Your assignment
Which lines of the entries contain the string "value"? Please find them and copy them.

Material provided: Begin

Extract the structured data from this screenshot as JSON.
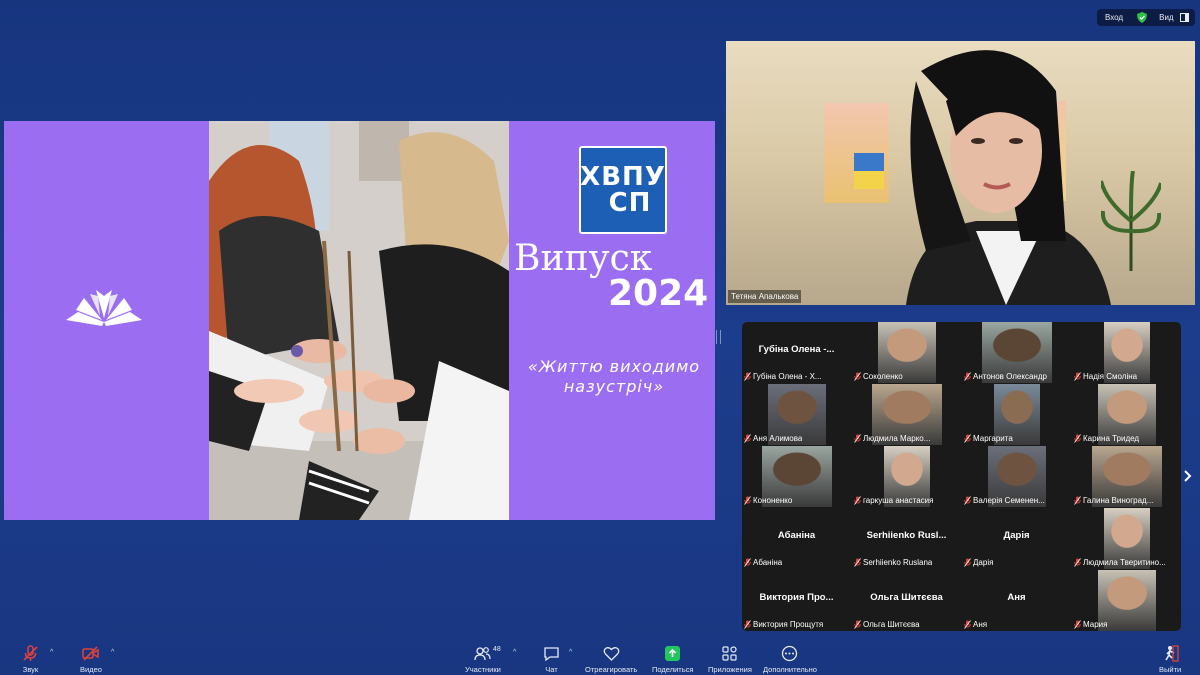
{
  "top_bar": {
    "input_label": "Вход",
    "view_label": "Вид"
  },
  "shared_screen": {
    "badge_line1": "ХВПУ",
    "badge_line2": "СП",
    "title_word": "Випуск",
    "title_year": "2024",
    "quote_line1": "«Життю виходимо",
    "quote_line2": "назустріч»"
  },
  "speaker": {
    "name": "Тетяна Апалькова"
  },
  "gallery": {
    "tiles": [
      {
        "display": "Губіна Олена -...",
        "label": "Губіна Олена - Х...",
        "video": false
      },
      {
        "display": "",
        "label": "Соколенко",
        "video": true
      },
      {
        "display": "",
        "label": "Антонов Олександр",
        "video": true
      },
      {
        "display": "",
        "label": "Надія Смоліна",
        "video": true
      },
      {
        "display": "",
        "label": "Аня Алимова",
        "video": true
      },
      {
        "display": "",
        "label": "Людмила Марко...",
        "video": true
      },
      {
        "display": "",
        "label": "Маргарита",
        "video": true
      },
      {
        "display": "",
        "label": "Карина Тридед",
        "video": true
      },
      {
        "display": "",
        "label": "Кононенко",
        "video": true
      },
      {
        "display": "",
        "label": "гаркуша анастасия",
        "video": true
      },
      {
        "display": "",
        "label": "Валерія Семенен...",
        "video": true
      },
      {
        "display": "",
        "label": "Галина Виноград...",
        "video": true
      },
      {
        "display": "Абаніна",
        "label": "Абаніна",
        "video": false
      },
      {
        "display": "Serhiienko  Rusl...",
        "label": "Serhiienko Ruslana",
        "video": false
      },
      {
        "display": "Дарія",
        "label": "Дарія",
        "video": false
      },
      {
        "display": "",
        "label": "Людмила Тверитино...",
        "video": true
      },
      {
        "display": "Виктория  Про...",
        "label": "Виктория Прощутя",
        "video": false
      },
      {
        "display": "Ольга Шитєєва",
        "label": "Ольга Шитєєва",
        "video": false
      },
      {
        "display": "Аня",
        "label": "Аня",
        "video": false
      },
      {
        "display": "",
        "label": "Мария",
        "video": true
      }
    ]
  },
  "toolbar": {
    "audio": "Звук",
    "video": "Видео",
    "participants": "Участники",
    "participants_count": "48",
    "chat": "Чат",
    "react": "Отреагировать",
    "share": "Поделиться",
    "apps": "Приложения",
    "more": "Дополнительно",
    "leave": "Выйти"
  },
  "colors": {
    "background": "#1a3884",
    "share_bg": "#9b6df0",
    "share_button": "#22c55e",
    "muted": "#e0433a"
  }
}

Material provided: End
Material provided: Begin

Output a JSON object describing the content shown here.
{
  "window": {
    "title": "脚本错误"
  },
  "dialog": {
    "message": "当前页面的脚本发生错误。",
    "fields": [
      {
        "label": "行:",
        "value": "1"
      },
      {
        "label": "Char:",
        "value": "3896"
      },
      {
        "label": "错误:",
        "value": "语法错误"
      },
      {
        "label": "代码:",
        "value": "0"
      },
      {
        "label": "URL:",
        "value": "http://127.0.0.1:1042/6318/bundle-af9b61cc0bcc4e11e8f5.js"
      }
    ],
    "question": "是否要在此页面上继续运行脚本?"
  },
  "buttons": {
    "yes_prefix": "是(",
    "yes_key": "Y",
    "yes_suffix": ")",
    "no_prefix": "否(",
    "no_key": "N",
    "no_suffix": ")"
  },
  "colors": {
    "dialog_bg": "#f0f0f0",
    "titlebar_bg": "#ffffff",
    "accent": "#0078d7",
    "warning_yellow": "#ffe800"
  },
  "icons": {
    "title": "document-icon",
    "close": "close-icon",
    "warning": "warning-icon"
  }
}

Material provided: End
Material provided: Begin

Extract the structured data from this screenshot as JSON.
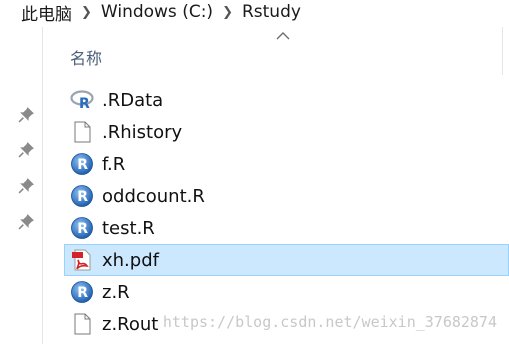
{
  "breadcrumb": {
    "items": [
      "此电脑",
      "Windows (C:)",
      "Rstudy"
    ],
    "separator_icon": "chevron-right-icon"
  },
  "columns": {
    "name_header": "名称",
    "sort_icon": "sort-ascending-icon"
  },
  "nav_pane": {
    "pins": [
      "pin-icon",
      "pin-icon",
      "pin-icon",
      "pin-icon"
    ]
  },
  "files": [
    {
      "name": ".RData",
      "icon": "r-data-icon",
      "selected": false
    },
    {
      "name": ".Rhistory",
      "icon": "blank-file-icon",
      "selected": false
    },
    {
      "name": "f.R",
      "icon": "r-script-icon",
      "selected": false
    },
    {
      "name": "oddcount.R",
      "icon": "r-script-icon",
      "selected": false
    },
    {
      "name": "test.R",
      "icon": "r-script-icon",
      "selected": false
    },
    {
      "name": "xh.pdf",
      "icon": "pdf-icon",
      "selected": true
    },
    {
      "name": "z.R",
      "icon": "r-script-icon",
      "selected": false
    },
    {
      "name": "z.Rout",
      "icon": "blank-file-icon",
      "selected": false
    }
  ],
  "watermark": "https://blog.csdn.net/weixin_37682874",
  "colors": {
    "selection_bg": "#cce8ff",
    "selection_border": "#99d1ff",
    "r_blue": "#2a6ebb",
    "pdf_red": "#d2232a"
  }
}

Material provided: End

Expected answer
        "value": "1"
        "value": "3896"
        "value": "语法错误"
        "value": "0"
        "value": "http://127.0.0.1:1042/6318/bundle-af9b61cc0bcc4e11e8f5.js"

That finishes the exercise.